What you need to do:
Copy each line of the following data that contains "Tasks".
== Data under study ==
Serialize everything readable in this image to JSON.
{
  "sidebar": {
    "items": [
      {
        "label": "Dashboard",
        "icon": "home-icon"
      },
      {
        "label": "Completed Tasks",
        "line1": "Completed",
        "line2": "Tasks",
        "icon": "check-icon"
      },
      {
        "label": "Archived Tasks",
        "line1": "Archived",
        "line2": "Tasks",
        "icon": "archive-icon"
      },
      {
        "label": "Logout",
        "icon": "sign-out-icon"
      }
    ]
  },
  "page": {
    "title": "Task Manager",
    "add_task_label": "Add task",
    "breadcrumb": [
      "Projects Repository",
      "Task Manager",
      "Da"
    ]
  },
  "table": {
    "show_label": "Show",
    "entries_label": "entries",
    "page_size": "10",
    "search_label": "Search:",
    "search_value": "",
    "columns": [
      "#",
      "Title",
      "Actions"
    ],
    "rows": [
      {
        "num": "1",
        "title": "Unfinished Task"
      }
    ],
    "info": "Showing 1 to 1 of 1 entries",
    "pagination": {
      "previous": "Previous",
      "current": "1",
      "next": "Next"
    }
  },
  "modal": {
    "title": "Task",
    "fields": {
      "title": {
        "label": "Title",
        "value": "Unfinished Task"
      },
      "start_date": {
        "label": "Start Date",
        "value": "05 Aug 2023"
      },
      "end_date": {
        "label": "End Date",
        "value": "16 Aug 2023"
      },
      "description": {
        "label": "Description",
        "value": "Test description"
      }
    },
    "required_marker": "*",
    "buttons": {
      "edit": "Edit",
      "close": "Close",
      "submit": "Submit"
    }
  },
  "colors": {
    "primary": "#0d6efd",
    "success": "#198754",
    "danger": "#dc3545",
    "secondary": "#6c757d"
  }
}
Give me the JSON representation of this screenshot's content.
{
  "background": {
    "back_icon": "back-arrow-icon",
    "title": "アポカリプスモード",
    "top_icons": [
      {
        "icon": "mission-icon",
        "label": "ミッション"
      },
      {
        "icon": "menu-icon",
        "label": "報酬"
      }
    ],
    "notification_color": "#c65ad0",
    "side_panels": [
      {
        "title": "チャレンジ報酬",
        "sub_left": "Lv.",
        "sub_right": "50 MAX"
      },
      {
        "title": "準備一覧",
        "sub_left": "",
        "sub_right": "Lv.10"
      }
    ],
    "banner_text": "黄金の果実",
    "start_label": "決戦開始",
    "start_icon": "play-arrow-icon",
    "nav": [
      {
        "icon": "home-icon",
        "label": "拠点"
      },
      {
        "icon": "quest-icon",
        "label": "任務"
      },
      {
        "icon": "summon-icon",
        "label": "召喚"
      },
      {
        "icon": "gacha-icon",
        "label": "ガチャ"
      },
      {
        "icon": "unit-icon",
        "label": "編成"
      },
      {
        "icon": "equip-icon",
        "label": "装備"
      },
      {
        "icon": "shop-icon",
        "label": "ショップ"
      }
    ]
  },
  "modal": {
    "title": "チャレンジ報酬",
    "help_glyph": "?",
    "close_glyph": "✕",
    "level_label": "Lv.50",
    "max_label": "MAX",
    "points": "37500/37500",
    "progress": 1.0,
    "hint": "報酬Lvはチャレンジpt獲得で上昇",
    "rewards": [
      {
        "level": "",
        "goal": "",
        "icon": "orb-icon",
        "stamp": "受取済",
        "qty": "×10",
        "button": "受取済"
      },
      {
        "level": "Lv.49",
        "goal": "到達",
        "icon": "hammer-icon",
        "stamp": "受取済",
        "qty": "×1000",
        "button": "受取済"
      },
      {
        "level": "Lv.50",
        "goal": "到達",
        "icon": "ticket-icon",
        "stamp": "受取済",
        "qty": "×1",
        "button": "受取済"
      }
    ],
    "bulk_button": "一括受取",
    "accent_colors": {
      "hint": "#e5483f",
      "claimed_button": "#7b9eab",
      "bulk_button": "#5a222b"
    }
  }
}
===
Answer area:
        "label": "Completed Tasks",
        "line2": "Tasks",
        "label": "Archived Tasks",
        "line2": "Tasks",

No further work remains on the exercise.